Sabbaticals that spark change
Updated: Nov 20, 2019
When you're looking for a recharging break and you stumble across so much more
I’m a sabbatical addict and advocate. I’ve taken nine sabbaticals and the tenth is in planning. So I love talking to anyone and everyone about anything to do with sabbaticals! What’s interesting is that so often, the conversation will take twists and turns and we end up talking not about the sabbatical, but of the bigger questions in life.
So often, a sabbatical becomes a spark for change. The journey on what needs to change in your life starts even before the sabbatical begins. Just the process of deciding that you want a sabbatical in the first place starts the proverbial snowball rolling. Why? Because it forces you to answer some of the simplest questions in life (hint… they’re not actually that simple)
It all starts with….
What do you enjoy?
You have to answer this question in order to start planning your sabbatical. Because after all, if you had months of freedom from work and normal life, you probably wouldn’t spend it doing something you didn’t enjoy. Yet, all too often, this is the first big question stumbling block.

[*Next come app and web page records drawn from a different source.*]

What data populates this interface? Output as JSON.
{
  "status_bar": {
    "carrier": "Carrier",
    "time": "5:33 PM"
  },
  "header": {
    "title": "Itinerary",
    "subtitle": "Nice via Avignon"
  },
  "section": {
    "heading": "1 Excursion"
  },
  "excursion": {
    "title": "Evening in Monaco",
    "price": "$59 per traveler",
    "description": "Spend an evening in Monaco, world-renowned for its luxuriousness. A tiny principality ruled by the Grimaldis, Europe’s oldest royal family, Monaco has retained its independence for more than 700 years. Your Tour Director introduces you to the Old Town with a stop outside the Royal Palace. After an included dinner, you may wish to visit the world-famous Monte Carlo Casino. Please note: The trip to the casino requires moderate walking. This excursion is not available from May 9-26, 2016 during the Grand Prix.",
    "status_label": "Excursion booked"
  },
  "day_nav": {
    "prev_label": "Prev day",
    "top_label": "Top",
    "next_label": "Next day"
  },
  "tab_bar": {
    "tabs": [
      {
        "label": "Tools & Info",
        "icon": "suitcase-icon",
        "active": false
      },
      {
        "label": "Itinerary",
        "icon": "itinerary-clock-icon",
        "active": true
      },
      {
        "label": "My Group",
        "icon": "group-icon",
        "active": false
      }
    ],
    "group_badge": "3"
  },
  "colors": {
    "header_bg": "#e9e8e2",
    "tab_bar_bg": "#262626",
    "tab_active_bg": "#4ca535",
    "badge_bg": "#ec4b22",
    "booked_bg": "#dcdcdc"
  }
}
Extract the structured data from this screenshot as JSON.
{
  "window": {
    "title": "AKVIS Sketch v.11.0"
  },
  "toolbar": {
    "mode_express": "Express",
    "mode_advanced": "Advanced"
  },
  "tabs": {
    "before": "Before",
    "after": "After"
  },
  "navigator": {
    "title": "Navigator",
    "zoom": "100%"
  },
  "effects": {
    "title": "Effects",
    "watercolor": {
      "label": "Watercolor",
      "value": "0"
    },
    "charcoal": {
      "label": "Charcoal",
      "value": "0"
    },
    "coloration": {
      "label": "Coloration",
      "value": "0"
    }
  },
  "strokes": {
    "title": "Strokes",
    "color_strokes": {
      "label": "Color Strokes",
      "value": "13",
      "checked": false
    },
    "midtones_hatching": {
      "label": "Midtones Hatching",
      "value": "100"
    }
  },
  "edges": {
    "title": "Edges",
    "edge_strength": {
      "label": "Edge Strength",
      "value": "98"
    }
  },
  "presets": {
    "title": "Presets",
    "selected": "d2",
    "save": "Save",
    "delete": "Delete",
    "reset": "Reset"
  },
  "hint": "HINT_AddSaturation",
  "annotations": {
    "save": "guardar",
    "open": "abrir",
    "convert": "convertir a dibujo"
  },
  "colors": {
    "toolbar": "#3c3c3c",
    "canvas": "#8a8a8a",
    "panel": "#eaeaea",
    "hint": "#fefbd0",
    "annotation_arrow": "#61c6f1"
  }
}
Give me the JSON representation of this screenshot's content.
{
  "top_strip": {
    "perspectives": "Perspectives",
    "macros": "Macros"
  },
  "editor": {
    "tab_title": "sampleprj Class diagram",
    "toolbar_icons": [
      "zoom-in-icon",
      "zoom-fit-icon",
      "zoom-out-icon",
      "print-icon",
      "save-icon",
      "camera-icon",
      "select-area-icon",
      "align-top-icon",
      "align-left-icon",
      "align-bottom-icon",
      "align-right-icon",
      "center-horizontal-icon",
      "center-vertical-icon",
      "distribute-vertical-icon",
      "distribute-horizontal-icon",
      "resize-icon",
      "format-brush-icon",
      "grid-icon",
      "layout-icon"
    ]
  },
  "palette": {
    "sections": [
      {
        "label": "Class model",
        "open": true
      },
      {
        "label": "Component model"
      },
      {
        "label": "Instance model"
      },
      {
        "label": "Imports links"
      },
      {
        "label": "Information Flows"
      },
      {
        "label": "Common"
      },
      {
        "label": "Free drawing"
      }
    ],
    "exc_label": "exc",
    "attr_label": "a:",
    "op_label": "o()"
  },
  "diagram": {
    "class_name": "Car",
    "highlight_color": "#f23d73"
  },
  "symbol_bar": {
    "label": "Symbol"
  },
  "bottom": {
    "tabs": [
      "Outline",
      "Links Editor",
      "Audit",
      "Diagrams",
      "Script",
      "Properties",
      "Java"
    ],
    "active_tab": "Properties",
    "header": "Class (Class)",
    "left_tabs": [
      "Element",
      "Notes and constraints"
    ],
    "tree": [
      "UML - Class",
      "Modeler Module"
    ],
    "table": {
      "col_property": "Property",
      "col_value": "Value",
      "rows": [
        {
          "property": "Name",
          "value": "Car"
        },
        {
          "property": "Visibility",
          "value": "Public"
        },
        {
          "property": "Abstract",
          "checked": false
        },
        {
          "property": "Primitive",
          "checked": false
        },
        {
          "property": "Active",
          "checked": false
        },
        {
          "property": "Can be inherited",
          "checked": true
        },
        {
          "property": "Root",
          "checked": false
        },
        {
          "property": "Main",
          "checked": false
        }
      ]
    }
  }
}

When you’re stuck in a life rut, working your butt off and generally not having any fun, the concept of what you enjoy can be such distant a memory as to be almost irretrievable. Some people realise they can’t actually answer this question — they don’t really know anymore. The idea that they could take a few months off to just focus on doing what they love seems unrealistic, irresponsible, if not ludicrous. Pessimism walks in and takes a seat at the table, followed by fear, then sadness dawdles in behind and they all tuck into a delightfully average bowl of status quo soup.
Believing a sabbatical is possible for you all hinges on you getting so excited about the idea of having a long break of freedom to do the thing you love, that the barriers you once thought were boulders, become pebbles. Once you grab hold of the dream of a sabbatical, the questions — where, when, how, how much — suddenly become answerable. But whilst practical, they’re not the biggest questions you’ll answer, and they’re definitely not the most important.
Once you’re actually on sabbatical, you’ll have the time to rest, recharge and focus on fun. When you’re relaxed and doing the things you love, you become the most natural, authentic, happy version of yourself. That’s when the magic happens. That’s when life really comes into focus and you can start asking the big questions
Am I happy?
What’s really important to me?
Who am I?
Who do I want to be?
As soon as those questions pop up, the spark of change is ignited. Having freedom from the constraints of normal life means that it’s much more likely you’ll have some new insights. I often tell people on sabbatical to not even bother seeking to answer any big questions at least for the first half of their sabbatical. It gives your mind time to transition to a state where you can be open to the possibilities the big answers might bring, rather than running tired and terrified at the prospect of change.
There’s no question that a sabbatical will change you. The depths of that change and the degree to which you make real changes in your life is all about your determination when you get back to normal life. Normal life is suspended on sabbatical. The sabbatical itself doesn’t change your life. Your actions when you return home will change your life. A sabbatical is a chance to discover what you want, what’s important and who you are, while getting supercharged energy and inspiration to make it happen when you get home.
So…. Dare to dream…. How would you enjoy months of freedom?